Git & CVS

CVS - few key commands, mention central repository for e.g. IDL



Getting started with Git and BitBucket

Git is a version-tracker that allows non-linear workflows, which is perfect for collaborative works (not only for code, but also for e.g. LaTeX documents).

Git tracks the modifications of your code on your local machine and synchronizes your work with a remote repository.

Bitbucket ( is a collection of remote repositories and should be used together with a version-tracker like Git. Note here that other repositories, such as github, don't allow private repository, but you are forced to share your contents unless you pay a monthly fee.

Configuring a repository project from scratch

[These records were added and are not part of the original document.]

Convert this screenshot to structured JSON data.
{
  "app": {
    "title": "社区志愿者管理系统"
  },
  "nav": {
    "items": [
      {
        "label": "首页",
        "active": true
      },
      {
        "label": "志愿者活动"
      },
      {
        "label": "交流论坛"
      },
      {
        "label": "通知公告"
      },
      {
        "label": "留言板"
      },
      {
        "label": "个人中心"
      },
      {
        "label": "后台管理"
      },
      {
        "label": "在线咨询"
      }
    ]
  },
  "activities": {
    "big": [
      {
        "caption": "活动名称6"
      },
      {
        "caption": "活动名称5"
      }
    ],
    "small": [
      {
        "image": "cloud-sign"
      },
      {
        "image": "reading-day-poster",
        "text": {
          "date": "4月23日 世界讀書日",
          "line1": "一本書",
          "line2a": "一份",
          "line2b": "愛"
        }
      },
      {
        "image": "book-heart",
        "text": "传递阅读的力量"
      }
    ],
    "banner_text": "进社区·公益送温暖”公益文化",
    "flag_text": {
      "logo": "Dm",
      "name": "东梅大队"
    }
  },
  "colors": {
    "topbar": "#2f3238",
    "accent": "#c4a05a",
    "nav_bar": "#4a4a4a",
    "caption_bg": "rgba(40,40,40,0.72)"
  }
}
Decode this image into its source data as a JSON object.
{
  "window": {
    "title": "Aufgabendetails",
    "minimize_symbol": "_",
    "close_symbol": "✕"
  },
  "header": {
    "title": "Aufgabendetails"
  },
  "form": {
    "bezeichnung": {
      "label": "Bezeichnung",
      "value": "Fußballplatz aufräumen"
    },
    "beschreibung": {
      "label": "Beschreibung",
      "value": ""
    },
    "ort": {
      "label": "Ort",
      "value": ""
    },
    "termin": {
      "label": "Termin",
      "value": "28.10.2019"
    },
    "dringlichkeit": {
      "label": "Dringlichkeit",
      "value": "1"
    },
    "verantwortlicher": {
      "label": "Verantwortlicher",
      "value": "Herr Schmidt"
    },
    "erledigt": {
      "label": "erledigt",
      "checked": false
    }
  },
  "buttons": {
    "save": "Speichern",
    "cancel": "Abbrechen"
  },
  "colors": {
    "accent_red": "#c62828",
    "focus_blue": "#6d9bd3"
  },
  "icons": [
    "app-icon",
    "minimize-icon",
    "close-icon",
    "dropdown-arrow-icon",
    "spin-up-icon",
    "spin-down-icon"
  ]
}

First of all install Git on your local machine. For linux users this is

sudo apt-get install git

For the best readability turn on the syntax highlighting. This is not mandatory but helps a lot

git config --global color.ui "auto"

After this step you are ready to configure your local username and email

git config --global "Your Name"

git config --global "your@email.address"

Then register on Bitbucket (

IMPORTANT: registration on bitbucket is free only if you are affiliated with an academic institution, hence use your NBI email: it will be automatically recognized as academic.

Once you are registered start a new repository here (or using CREATE button in the top bar).

Now you can follow the default instruction from the bitbucket webpage.  In particular, to "clone" a copy of the repository on a new host, do

git clone

Basic commands

Important commands are

git status

which shows the files modified/created/removed that are not committed yet (in red).

To show the diff of the new modifications use

git diff

that can be employed also for single files using

git diff [file list including wildchar]

This command is very useful when you want to check what you changed before committing it.


To add these files (or a part of them) to the next commit use

git add [file list including wildchar]

To do the same interactively, use

git add -p [nothing -- or file list including wildchar]

Note that to add all the files to the next commit you can use

git add .

To remove or move files, use

git rm [file list including wildchar]

git mv file-or-dir-source file-or-dir-desination


Note that after adding/removing files if you type again

git status

the added files are green.


Now commit the changes to the local repository, with an explanatory comment,

git commit -m "my wonderful changes"

and push it to (synchronize with) the remote repository (although this need not be done for every commit):

git push

where a password could be required (if private repository, or restricted push).  

If you have made several local commits you may want to merge them to fewer commits before pushing.  To merge the last 4 commits interactively, do

git rebase -i HEAD~4

If you just want to correct the last commit message, you can instead do

git commit --amend


To undo changes check this guide (which is also very clear for other git-bitbucket operations)


To synchronize your local repository with the bitbucket remote repository just use

git pull

a password could be required (if private repository).


If you have local changes that are not yet committed, then use these commands to temporarily hide ("stash") them, while doing the pull:

git stash
git pull
git stash pop

and then add + commit (+ push).   In general, it is a good idea to avoid colliding edits, since it complicates interpreting the history and log of changes.

The SourceTree and SmartGid Graphical User Interfaces

Instead of, or as a complement to using the GIT command line interface you may want to install the SourceTree (MacOs, Windows) or SmartGit (Linux, MacOs, Windows) Graphical User Interfaces, which give helpful graphical overviews of your repositories.  Git GUIs are particularly helpful in handling separate edits ("chunks") in source code files, and also simplifies viewing changes and log messages.

FireFox add-on

No, this isn't Facebook

The bitbucket interface looks very similar to Facebook. In order to avoid this misunderstanding with non-bitbucket users you can install the stylish add-on for firefox ( with the following theme



Git Cookbook

This page is intended to serve as a place where we can collect useful recipes for git.

To see a graphic representation of commits, marked with branch names and tags:

git log --all --tags --graph --decorate

(you may want to create an alias for this). On a laptop you may prefer to use instead use SourceTree (MacOS, Windows) or SmartGit (Linux, MacOs, Windows).

Want to see who last modified a specific line and when?

git blame -L115,+20 -- FILENAME

This will show changs to lines 115 --> 115+20 in `filename.f90`.

Do you want to revert one or more changes from a commit (but not the whole commit)? You can do the following:


This will launch an interactive diff where you can selectively apply the "hulks" (changes) from COMMITHASH to the current version. Select y (for yes) to choose the version from COMMITHASH, or n (for no) to keep the current version. COMMITHASH is the git hash for the commit of interest. More information can be found in man git-add, in the "INTERACTIVE MODE" section, sub-section "patch".

How to do a git "dry run" of a merge (i.e., see what changes will be made without actually making them):

Pull changes but don't merge:

git fetch origin branch/feature

Output to TTY:

git diff HEAD..origin/branch/feature

If you want to use a specific (GUI) tool (like meld):

git difftool HEAD..origin/branch/feature